Burrowing Parrot Watching Featured in
These parrots are numerous on Peninsula Valdes. During the mating season in spring and summer they can be seen on cliffs, making their nests.
Burrowing parrots prefer to opt for settlement in deserted places on the rocks. The bird body length is 45 cm and the tail is 24 cm long. The bulk of feathers are painted in olive-brown with a brown tinge on the trunk and green on the head and wings. The abdomen is yellow decorated with red spots. The throat and chest are a grayish-brown colour. The colour of females is brighter than males.

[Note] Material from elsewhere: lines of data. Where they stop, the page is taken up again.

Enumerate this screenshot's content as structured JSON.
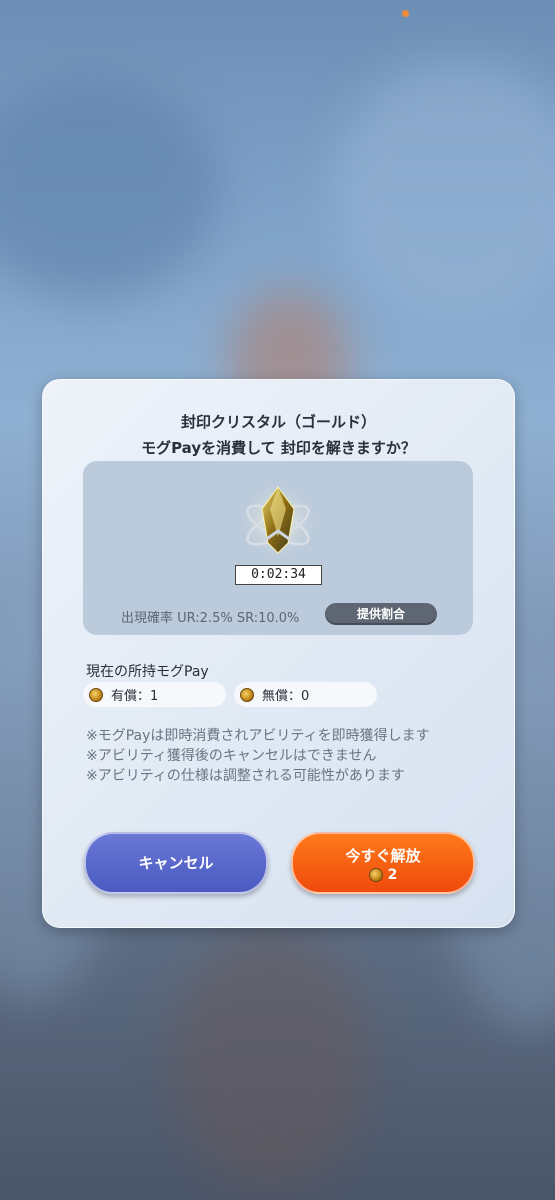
{
  "dialog": {
    "title_line1": "封印クリスタル（ゴールド）",
    "title_line2": "モグPayを消費して 封印を解きますか？",
    "timer": "0:02:34",
    "rate_text": "出現確率 UR:2.5% SR:10.0%",
    "rate_button": "提供割合",
    "owned_title": "現在の所持モグPay",
    "paid_label": "有償：1",
    "free_label": "無償：0",
    "notes": [
      "※モグPayは即時消費されアビリティを即時獲得します",
      "※アビリティ獲得後のキャンセルはできません",
      "※アビリティの仕様は調整される可能性があります"
    ],
    "cancel_button": "キャンセル",
    "unlock_button": "今すぐ解放",
    "unlock_cost": "2"
  },
  "colors": {
    "cancel": "#4a5ac0",
    "unlock": "#ee4a0c",
    "rate_button": "#5d6672"
  },
  "icons": {
    "crystal": "gold-crystal-icon",
    "coin": "mog-coin-icon"
  }
}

Burrowing parrots use their powerful beaks to dig a hole for a nest. The length of these holes can be up to a meter and may also be extended. The female lays an average of 2-5 white eggs and incubates those for 25 days. Chicks begin an independent life somewhere after 55-60 days.
When is the best time to observe Burrowing Parrots in Argentina?
Burrowing Parrots in Argentina are best observed between September and February, during the breeding season in spring and summer. They create nests on cliffs in Peninsula Valdes and can be seen most actively in the early morning or late afternoon. Show more
What regions in Argentina have Burrowing Parrots?
Burrowing Parrots reside in various regions of Argentina, including Chubut, Patagonia, and Peninsula Valdes. They make nests in deserted areas on rocks and use their burrowing behavior to create holes. Peninsula Valdes is considered the top destination to observe Burrowing Parrots. Show more
How do Burrowing Parrots communicate with humans?
Burrowing Parrots have different vocalizations such as squawks, whistles, and screeches. These birds have body language, such as head bobbing and feather fluffing, to express themselves. Although they are tame and friendly with humans, always remember that they are still wild animals and should be treated with caution and respect. Show more
What is unique about Burrowing Parrots in Argentina?
Burrowing Parrots have distinct characteristics and behavior, such as creating burrows for nests which may reach up to a meter in length. They are also renowned for their amiability, unusual for wild parrots. Moreover, their olive-brown body and green wings and head, highlighted with yellow and red on the abdomen, make them visually captivating. Show more
What is the Burrowing Parrot's process of constructing nests?
Burrowing Parrots use their remarkably strong beaks to excavate burrows in the ground for their nests. These nests can be as long as one meter (or longer). The female burrowing parrots incubate a clutch of 2-5 white eggs for 25 days, and the fledging chicks start to become visibly independent after 55-60 days. The Burrowing Parrot's unique burrowing behavior is important to their survival and is one of the distinguishing features that make them fascinating to watch in their natural habitat. Show more